> [Exercise] Scan the listing and copy each line where the word "question" is present.

> [Material for the task]
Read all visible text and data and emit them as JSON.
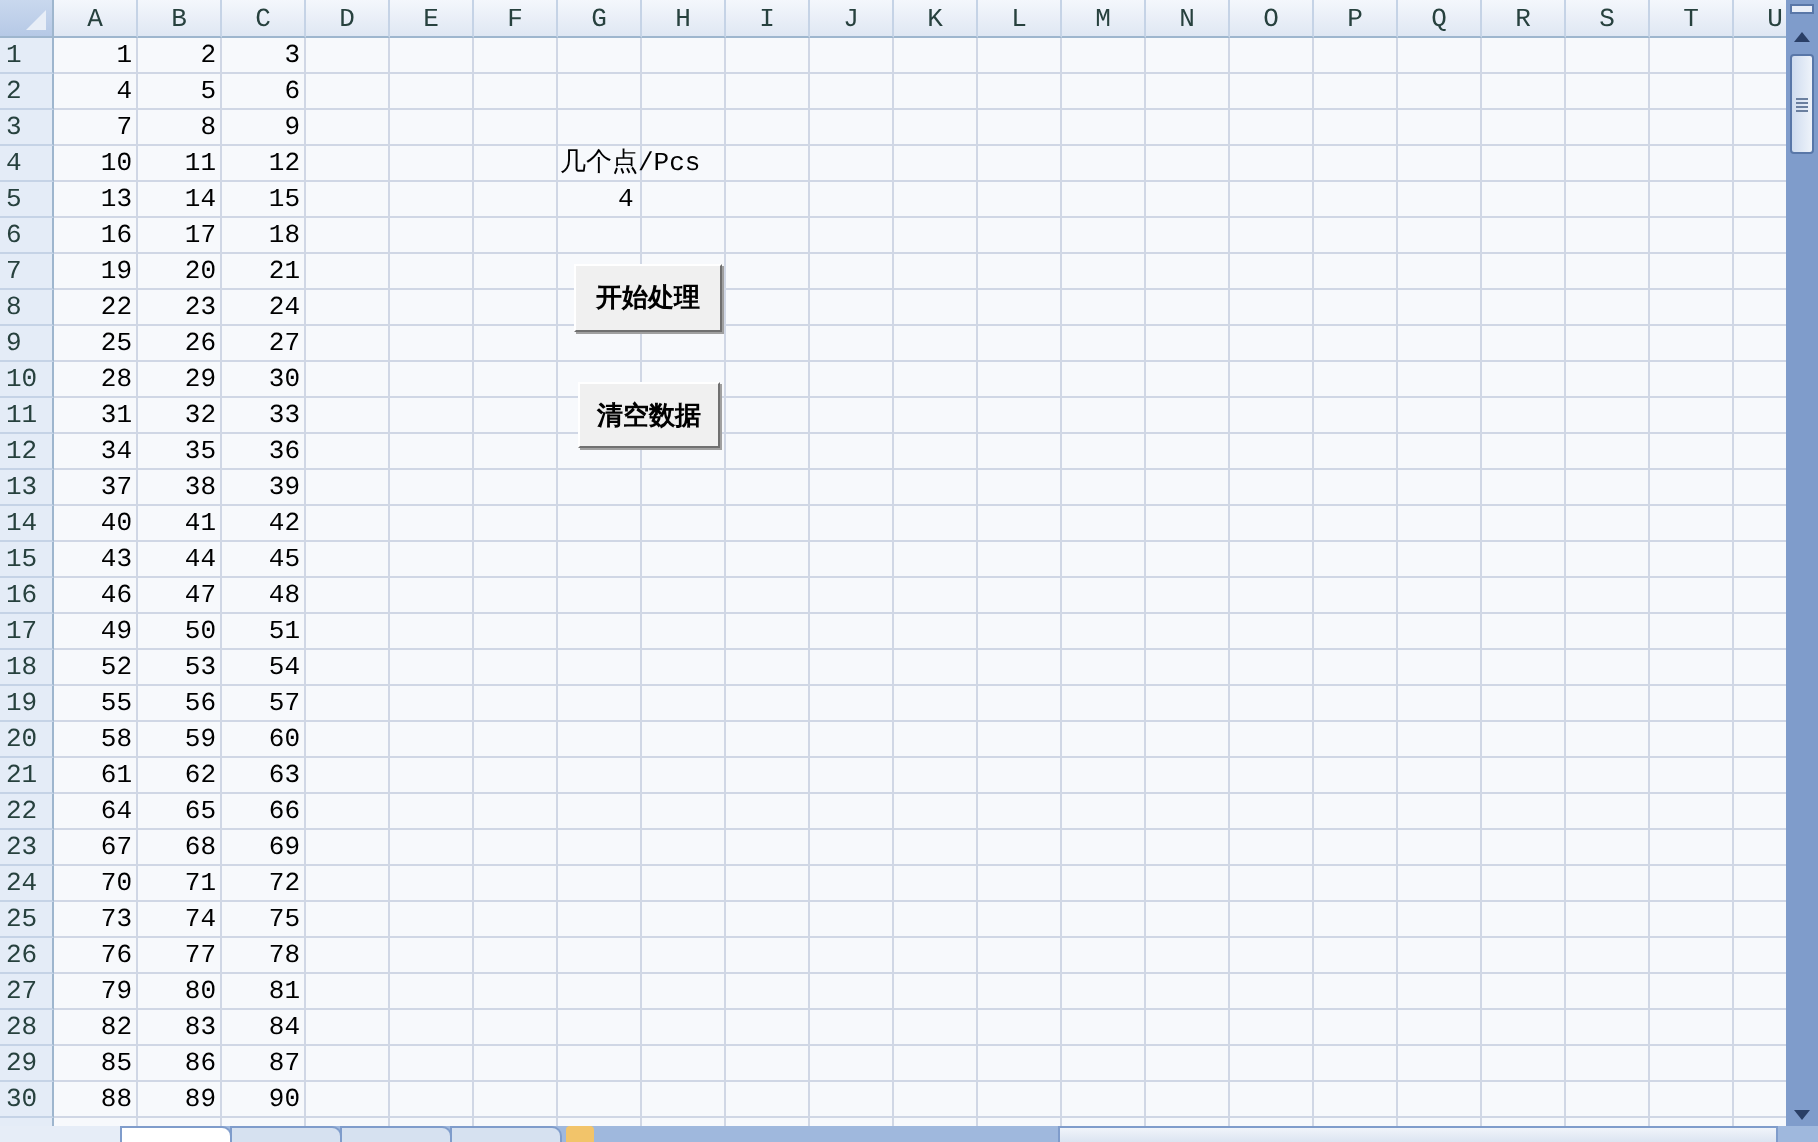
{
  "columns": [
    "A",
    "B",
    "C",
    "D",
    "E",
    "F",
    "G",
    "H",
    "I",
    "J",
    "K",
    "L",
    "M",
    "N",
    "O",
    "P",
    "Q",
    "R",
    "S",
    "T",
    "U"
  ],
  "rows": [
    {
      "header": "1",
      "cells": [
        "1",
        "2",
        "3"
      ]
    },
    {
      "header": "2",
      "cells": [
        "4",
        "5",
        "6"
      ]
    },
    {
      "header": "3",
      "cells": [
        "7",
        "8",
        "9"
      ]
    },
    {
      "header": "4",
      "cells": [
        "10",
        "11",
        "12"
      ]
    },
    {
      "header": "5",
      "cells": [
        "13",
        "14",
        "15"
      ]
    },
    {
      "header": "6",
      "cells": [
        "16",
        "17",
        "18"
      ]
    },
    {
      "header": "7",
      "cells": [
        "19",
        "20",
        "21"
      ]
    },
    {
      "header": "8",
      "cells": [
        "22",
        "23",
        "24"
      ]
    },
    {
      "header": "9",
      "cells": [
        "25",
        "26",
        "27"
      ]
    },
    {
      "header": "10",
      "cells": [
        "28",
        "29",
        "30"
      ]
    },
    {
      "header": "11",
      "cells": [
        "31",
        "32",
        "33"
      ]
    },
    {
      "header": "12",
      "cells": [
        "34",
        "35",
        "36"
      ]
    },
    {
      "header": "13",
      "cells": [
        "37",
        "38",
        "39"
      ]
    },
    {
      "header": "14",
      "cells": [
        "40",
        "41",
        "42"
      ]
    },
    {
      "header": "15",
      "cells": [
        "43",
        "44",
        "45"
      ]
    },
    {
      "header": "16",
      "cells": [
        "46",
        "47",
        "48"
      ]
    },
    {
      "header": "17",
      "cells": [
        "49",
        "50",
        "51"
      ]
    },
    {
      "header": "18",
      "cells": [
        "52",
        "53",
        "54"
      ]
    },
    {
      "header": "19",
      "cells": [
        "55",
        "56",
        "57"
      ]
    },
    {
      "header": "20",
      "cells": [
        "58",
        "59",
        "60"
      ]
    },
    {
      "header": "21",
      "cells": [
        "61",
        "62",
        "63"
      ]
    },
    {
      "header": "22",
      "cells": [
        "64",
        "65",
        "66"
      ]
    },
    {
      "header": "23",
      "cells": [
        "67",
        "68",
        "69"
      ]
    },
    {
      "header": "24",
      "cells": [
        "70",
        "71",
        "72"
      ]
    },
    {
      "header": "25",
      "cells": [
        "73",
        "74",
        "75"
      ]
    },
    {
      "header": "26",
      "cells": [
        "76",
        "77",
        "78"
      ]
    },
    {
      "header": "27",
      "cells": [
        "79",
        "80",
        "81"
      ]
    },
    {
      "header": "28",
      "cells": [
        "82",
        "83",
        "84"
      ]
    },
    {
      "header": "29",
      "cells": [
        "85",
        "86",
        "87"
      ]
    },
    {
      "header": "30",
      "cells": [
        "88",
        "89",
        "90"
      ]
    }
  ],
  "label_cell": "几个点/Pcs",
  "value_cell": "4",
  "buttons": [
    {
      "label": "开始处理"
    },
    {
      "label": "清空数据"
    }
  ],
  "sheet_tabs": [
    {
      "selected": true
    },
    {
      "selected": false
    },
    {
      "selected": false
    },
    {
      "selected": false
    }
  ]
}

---

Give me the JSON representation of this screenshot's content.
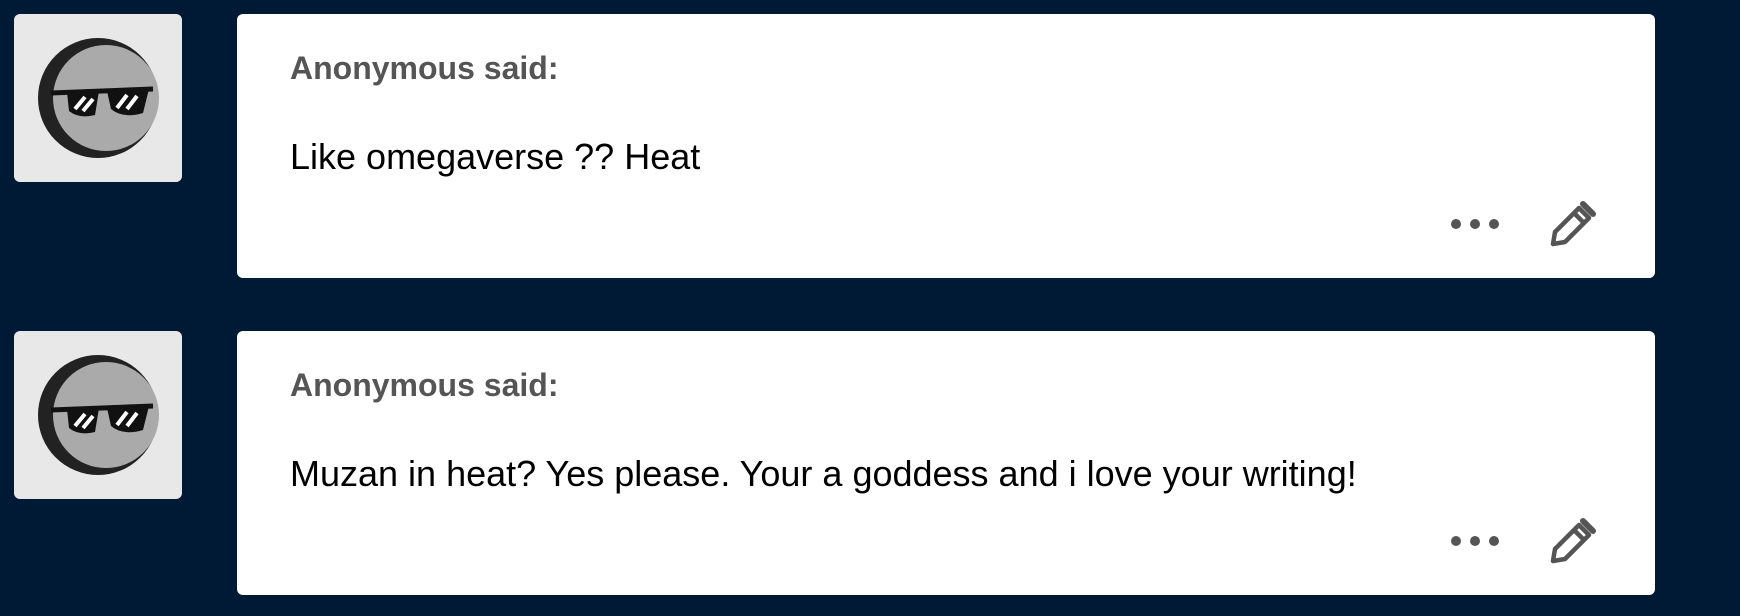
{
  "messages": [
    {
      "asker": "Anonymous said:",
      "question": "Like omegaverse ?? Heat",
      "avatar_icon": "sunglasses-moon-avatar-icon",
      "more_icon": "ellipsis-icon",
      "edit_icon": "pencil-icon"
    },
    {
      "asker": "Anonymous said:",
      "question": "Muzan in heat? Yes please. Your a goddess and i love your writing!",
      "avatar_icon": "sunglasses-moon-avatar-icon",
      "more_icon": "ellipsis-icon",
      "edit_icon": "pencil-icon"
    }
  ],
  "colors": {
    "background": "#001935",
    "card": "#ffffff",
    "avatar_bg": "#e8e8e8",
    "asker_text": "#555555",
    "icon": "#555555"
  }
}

> [Your response]
      "question": "Like omegaverse ?? Heat",
      "question": "Muzan in heat? Yes please. Your a goddess and i love your writing!",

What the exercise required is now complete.